Most children and young people do not and will not use illegal drugs. Most young people who do use drugs will not develop serious problems or require specialist drug and alcohol services - as they will stop using with the help and support of their family or a trusted adult, such as a teacher or a youth worker.
DrugScope supports investment in the provision of high-quality, evidence-based education and information for young people, which should be available in every school. Young people with other problems in their lives are the most vulnerable to drug and alcohol problems, and significant numbers need access to specialist services. We recognise the need for integrated interventions for young people, and investment in mainstream services (like schools and youth agencies), supporting families and strengthening communities.

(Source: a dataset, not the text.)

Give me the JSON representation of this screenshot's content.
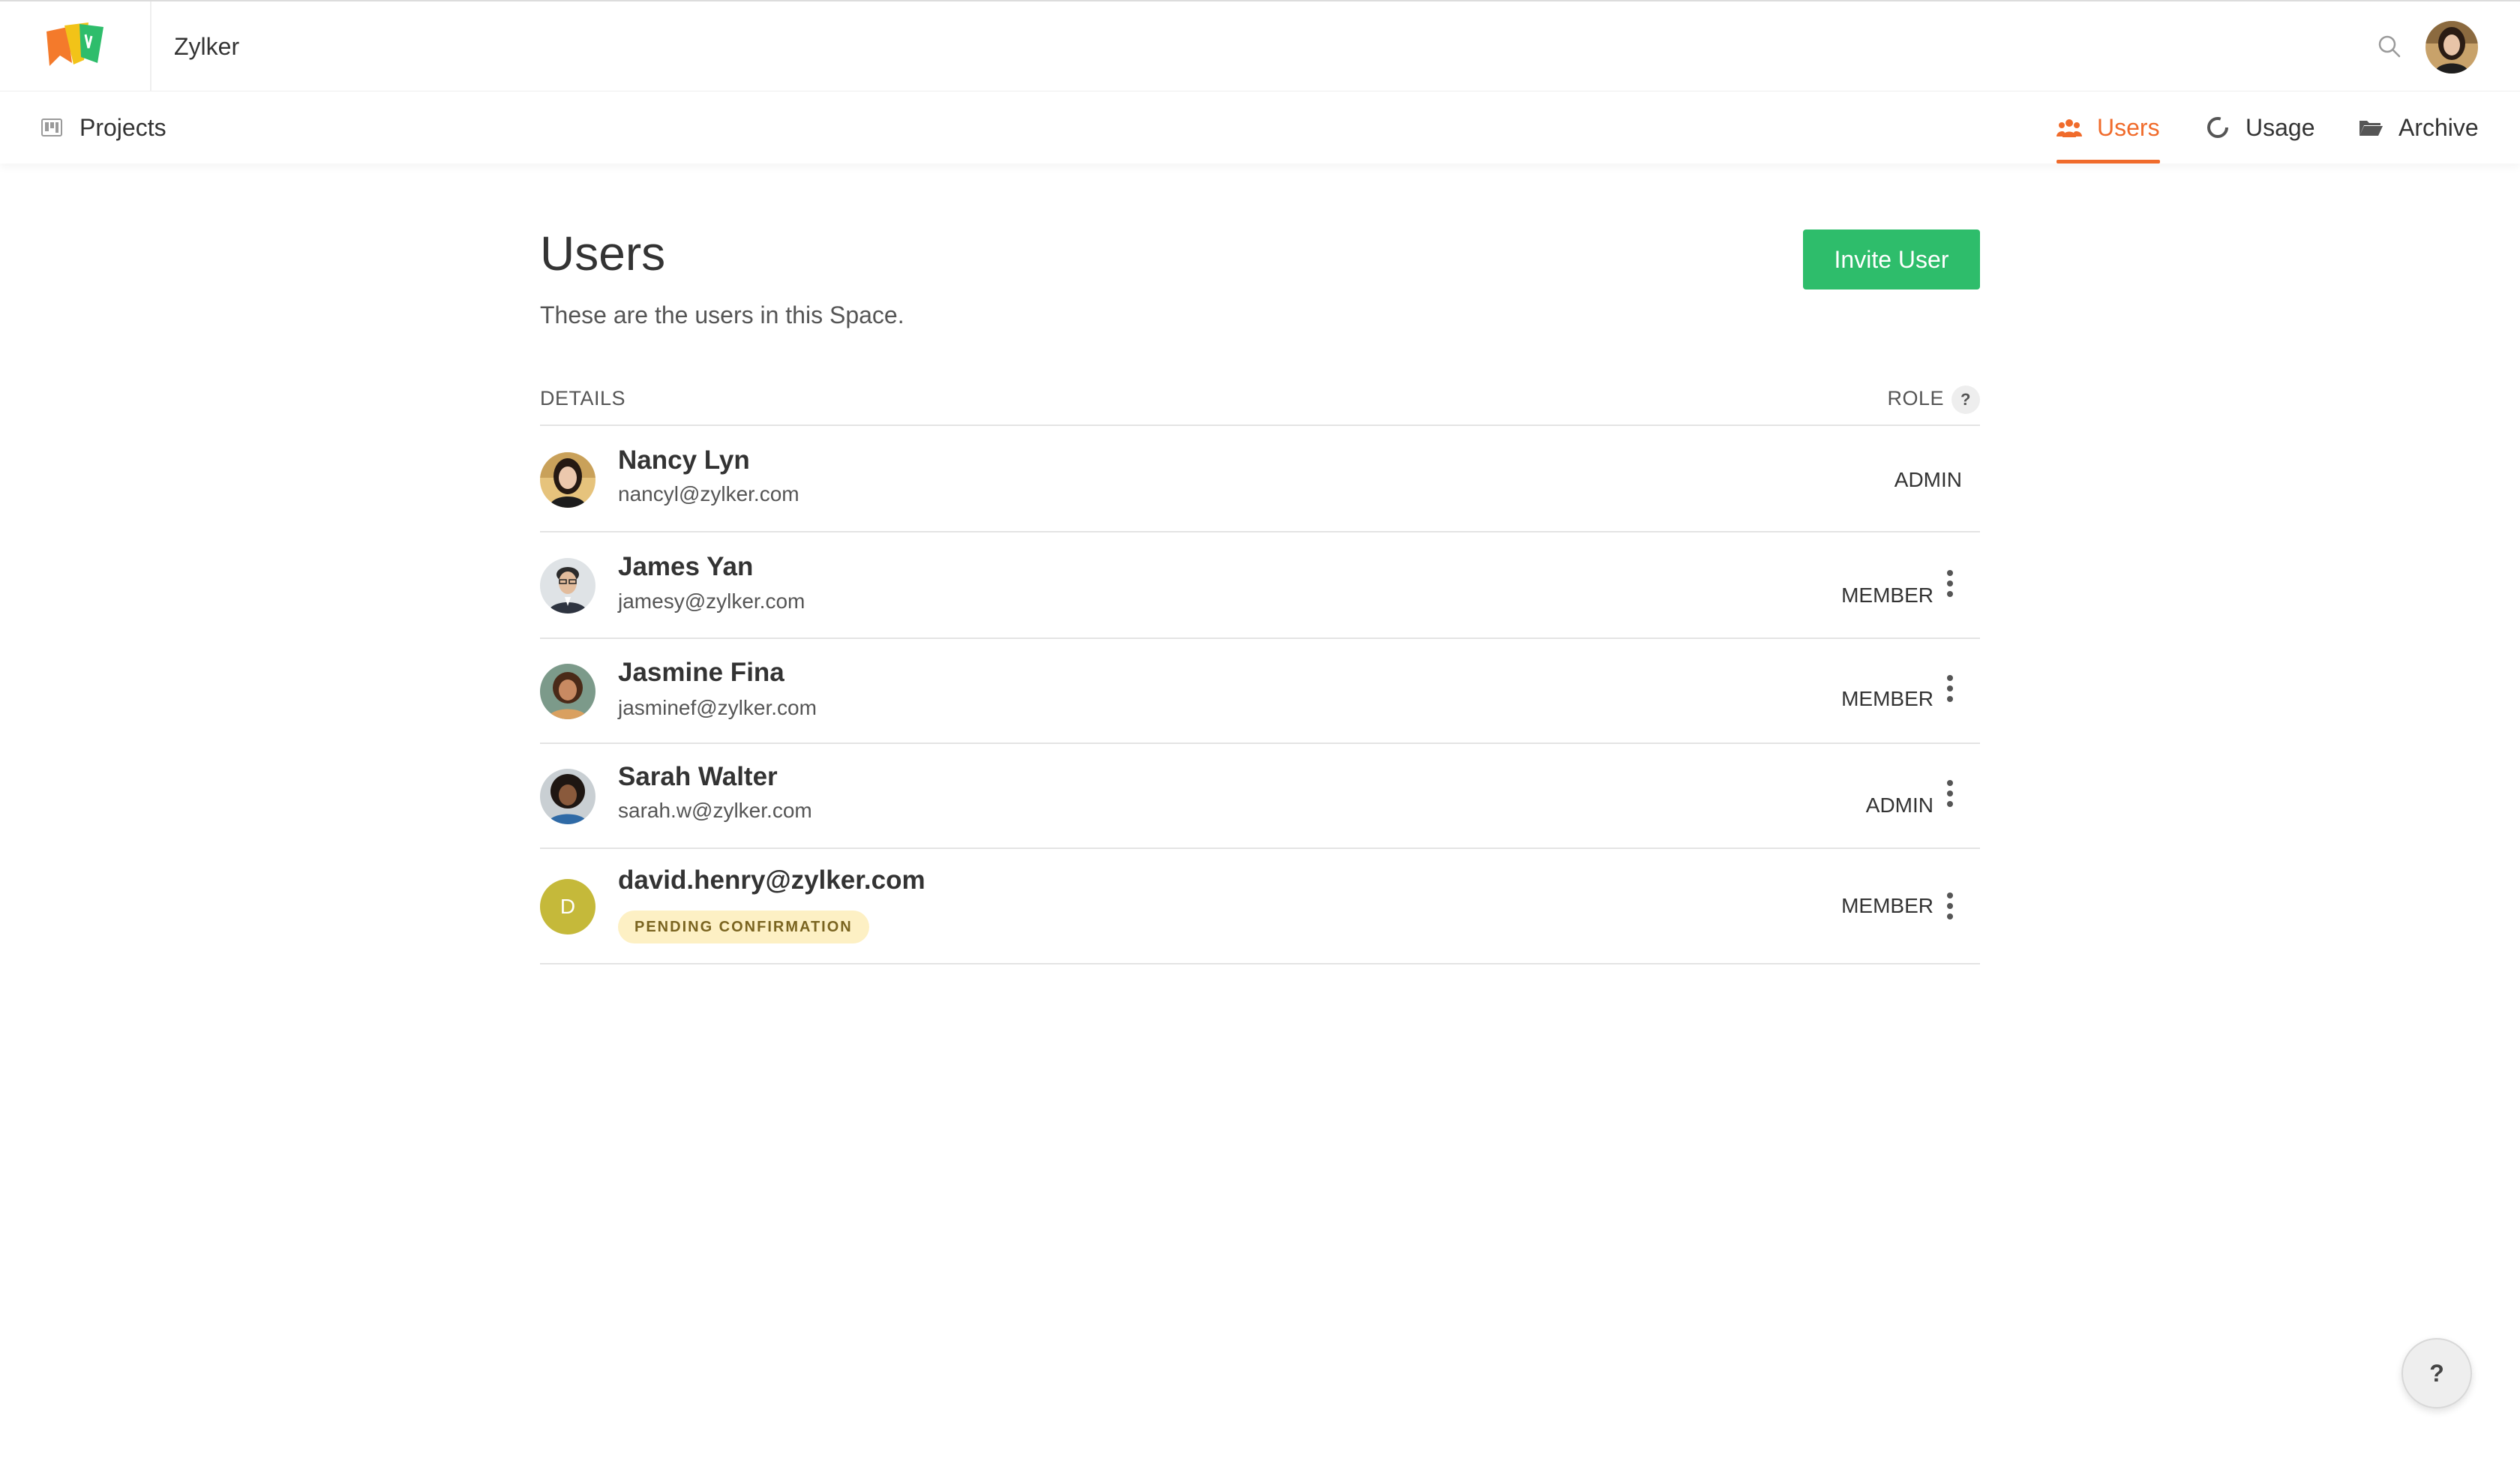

Recent DrugScope activity
Drug Education Forum. DrugScope is a member of the Drug Education Forum which is a forum of national agencies that is committed to improving the practice and profile of drug education.
Drug Education Practitioners Forum. DrugScope provides administrative support for the Drug Education Practitioners Forum, which promotes quality in drug education through support for the professional development of drug education practitioners working in formal and informal settings.
DrugScope is currently working with the Royal College of Psychiatrists to develop practice standards for young people’s treatment and with the UK Drug Policy Commission on a research report on the impact of localism and spending cuts on young people’s services.
Reports and briefings
Domino Effects: The impact of localism and austerity on services for young people and on drug problems (2012) (PDF)
This briefing reviews the changes that are occurring to services for young people at the local level and considers the potential impact of these for drug problems. It draws on interviews with 27 people working in a range of different types of young people’s services in nine local case study areas, a one-day event attended by people from statutory and voluntary organisations working with young people, as well as relevant published reports. The main focus of this report is on services for adolescents, generally those under 18, which tends to be the threshold for transition into adult services.
Young People’s Drug and Alcohol Treatment at the Crossroads (2010) (PDF)This report looked at the challenges for young people’s treatment services and identifies key issues that remain relevant to current debate, including the role of children’s services and the issue of transition for the young adult group.
Digital copy (requires Adobe Flash player)
DrugScope response to the DfE ‘Positive Futures’ consultation (2010) (PDF)
Drug Education Practitioners Forum response to Drugs: Guidance for Schools (2010) (PDF)